Open the terminal and navigate to the file on the desktop named ‘testfile’. Using the ‘strings’ command, check the strings in the file. There is only a single line of output to the ‘strings’ command. What is the output?
Check the file type of ‘testfile’ using the ‘file’ command. What is the file type?
EICAR virus test files
Calculate the file’s hash and search for it on VirusTotal. When was the file first seen in the wild?
On VirusTotal’s detection tab, what is the classification assigned to the file by Microsoft?
Go to this link to learn more about this file and what it is used for. What were the first two names of this file?
ducklin.htm or ducklin-html.htm
The file has 68 characters in the start known as the known string. It can be appended with whitespace characters upto a limited number of characters. What is the maximum number of total characters that can be in the file?
We changed the text in the string $a as shown in the eicaryara rule we wrote, from X5O to X50, that is, we replaced the letter O with the number 0. The condition for the Yara rule is $a and $b and $c and $d. If we are to only make a change to the first boolean operator in this condition, what boolean operator shall we replace the ‘and’ with, in order for the rule to still hit the file?

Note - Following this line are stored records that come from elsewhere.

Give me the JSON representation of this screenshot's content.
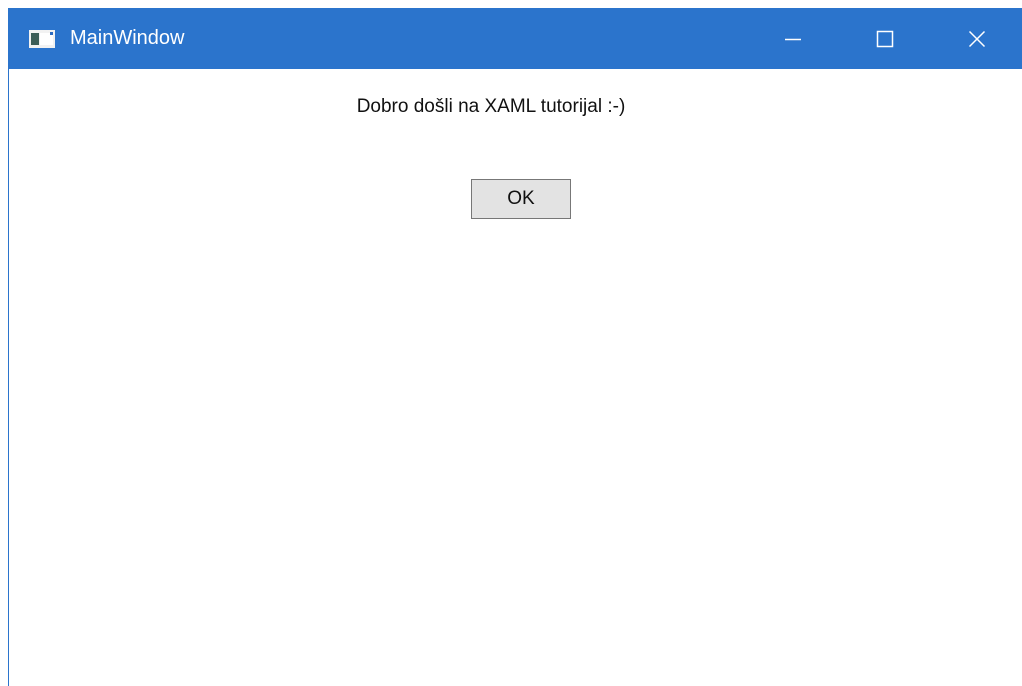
{
  "window": {
    "title": "MainWindow",
    "accent_color": "#2b74cc",
    "app_icon": "application-window-icon",
    "controls": {
      "minimize_icon": "minimize-icon",
      "maximize_icon": "maximize-icon",
      "close_icon": "close-icon"
    }
  },
  "content": {
    "welcome_text": "Dobro došli na XAML tutorijal :-)",
    "ok_label": "OK"
  }
}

What option is used in the Yara command in order to list down the metadata of the rules that are a hit to a file?
What section contains information about the author of the Yara rule?
What option is used to print only rules that did not hit?
Change the Yara rule value for the $a string to X50. Rerun the command, but this time with the -c option. What is the result?